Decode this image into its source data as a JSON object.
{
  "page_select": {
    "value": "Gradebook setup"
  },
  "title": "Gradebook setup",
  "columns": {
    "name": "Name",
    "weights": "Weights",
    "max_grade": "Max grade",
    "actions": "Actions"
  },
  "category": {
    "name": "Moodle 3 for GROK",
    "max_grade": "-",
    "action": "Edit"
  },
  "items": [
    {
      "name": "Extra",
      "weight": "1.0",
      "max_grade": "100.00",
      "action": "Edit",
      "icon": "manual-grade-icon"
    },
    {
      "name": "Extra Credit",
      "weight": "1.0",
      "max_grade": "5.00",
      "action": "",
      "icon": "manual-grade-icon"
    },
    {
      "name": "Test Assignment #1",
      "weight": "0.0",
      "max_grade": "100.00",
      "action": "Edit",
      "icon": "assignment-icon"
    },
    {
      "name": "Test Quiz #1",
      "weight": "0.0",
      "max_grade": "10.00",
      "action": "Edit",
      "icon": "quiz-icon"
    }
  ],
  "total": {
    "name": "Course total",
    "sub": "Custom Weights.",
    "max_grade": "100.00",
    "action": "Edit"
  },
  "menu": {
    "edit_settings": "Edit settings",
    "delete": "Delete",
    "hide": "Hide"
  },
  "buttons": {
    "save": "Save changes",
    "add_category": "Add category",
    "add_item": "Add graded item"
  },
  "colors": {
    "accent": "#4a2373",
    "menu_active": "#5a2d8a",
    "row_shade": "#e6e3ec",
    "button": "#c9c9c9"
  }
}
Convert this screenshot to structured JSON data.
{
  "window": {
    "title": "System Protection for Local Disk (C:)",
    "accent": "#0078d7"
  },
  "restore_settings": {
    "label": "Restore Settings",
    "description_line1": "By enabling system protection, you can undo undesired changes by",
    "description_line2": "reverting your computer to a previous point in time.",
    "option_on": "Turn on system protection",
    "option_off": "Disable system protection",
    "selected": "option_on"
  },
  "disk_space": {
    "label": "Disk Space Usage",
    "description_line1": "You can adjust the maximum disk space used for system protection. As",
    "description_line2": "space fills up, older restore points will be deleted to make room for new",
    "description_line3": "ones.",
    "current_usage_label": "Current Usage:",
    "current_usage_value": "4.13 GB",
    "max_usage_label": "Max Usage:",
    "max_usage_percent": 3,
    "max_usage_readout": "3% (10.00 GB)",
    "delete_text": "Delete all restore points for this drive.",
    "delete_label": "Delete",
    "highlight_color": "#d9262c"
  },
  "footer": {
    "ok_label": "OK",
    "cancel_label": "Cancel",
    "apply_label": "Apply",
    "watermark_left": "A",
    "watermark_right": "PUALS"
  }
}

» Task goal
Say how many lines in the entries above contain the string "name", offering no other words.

» Solution to the exercise
7